The global talent shortage is on every talent acquisition professional’s radar, but is it really as bad as it seems? Maybe a new approach is all that’s required. Talenytics CSO Howard Flint shares his thoughts.
The results of our latest survey on the challenges for TA in 2019 are clear: talent leaders are more worried about the global talent shortage than any other issue this year. While it’s undeniable that the global talent industry is facing a struggle to find the right people to fill vacancies, I believe that the term ‘talent shortage’ is a misnomer. It’s far more accurate to say that we’re experiencing a talent shift.
Talent Shift, Not Talent Shortage
Studies project that global labour shortages of 85.2 million skilled workers are expected by 2030. However, compare that figure with the UN’s prediction for 2030’s world population – 8.5 billion – and suddenly it doesn’t seem so frightening. Surely somewhere amongst in the billions of people on earth there are the skills we need?

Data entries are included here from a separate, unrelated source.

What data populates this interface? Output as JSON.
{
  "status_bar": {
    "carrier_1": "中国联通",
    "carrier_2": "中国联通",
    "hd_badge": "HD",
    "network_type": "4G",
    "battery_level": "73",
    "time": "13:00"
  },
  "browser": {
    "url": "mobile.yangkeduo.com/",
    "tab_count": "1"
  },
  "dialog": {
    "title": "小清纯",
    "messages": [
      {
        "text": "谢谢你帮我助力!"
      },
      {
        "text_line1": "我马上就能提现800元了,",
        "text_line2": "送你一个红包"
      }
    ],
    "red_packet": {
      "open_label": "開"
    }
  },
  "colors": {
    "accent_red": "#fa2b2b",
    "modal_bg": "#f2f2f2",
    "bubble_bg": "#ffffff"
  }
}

Logic alone would suggest that the problem isn’t a dearth of skilled and qualified candidates. Rather, we’ve been looking in all the wrong places. On a personal level, we’ve all had experiences with extremely capable ex-colleagues who fit the bill for a number of in-demand positions, but who still can’t find a job. There are plenty of good candidates in the market, so why are recruiters telling us they can’t find them?
Tools of the Trade
Most recruitment teams are addressing the difficulties in finding qualified candidates by testing and adopting some of the ever-increasing number of sourcing tools on the market. Sadly, despite the different packaging and promises of innovative search methods, these tools are still searching in the same talent pools as the recruiters themselves. Typically this narrow pool is restricted to candidates with an online profile containing the sort of keywords the job role entails.
If we really want to take an innovative approach, then surely casting a net in new ponds is the way to avoid catching the same old fish?
A New Approach
A classic example of fishing from the same old pond is when it comes to graduate recruitment. Many organisations are willing to reject perfectly capable candidates on the premise that they don’t possess a certificate from an (often unrelated) degree course; does that really indicate that a candidate is any more or less able to thrive in a job role if given the correct training? Perhaps our minds are just as narrow as our talent pools.
The good news is that taking a more open-minded approach to recruitment has never been more in vogue. Diversity and inclusion initiatives are becoming mainstream and are seen as a key sourcing strategy, but a common pitfall is searching for candidates who have only the slightest deviance from the norm.
The question I often put to talent leaders is frequently met with a positive reaction; why not examine every aspect of your traditional hiring model? Age, location, social background, education, experience in a different field… every assumption about the ‘right kind of candidate’ should be challenged in pursuit of finding people who are just as capable as your existing employees. You may just find an untapped talent pond.
Chief Strategy Officer
Howard has worked in the HR and Recruitment sphere for almost 20 years. He is dedicated to providing his advice and expertise to global HR leaders to help improve Quality of Hire.